Information:
===
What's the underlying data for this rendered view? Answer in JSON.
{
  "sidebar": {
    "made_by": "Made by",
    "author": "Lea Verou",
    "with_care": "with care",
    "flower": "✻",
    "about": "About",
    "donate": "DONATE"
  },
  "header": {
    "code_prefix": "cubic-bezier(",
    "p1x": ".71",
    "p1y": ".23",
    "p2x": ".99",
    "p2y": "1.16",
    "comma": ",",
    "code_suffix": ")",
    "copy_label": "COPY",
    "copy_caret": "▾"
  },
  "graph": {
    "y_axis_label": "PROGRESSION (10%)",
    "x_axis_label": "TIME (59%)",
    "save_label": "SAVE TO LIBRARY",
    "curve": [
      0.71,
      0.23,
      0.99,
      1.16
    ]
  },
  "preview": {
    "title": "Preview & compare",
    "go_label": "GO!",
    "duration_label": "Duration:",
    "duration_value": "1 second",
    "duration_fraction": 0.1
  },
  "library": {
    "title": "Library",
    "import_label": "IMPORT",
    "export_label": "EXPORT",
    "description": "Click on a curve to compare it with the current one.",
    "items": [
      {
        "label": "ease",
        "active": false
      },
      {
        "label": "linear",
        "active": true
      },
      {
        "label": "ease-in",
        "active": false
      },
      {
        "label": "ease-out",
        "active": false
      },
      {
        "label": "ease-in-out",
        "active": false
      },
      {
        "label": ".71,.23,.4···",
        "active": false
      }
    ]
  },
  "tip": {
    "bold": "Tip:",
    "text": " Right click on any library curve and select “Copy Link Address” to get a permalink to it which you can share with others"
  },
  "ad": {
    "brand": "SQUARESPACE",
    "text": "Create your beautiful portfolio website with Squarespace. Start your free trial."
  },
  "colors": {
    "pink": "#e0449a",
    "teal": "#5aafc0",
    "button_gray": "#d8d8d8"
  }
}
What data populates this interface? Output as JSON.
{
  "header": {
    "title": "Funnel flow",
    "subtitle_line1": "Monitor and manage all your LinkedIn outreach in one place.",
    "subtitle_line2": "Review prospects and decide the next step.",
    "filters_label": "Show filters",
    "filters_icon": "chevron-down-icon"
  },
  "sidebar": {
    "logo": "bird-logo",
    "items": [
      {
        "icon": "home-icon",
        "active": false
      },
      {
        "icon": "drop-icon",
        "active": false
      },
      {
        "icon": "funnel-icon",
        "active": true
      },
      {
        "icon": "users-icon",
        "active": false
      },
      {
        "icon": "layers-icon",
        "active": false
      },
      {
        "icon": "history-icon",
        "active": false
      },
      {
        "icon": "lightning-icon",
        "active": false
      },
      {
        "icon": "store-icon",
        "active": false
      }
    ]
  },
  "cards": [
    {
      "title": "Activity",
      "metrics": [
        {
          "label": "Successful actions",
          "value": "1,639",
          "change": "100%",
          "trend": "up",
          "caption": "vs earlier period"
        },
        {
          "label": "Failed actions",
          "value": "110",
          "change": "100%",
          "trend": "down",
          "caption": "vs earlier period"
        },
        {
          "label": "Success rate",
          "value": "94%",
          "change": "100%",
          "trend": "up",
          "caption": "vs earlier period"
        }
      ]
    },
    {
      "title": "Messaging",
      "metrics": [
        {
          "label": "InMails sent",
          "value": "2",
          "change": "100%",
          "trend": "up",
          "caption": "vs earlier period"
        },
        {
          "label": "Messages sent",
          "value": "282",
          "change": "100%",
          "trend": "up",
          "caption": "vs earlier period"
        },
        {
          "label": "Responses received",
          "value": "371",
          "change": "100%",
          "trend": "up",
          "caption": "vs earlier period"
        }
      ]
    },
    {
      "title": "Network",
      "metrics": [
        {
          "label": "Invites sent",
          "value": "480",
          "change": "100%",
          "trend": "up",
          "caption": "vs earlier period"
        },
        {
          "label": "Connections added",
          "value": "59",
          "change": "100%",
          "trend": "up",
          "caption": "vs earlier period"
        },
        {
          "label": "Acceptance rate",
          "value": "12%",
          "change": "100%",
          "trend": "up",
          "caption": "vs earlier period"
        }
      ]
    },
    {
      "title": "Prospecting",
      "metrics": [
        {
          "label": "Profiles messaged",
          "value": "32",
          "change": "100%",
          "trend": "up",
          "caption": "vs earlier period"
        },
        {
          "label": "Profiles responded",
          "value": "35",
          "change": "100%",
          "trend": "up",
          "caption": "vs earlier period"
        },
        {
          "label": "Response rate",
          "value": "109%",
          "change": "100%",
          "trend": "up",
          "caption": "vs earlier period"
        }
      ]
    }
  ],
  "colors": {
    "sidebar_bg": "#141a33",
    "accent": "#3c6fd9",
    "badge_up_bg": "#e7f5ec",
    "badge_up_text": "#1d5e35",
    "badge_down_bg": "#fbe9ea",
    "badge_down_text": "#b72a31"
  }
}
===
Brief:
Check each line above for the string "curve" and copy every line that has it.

Reply to the exercise:
    "curve": [
    "description": "Click on a curve to compare it with the current one.",
    "text": " Right click on any library curve and select “Copy Link Address” to get a permalink to it which you can share with others"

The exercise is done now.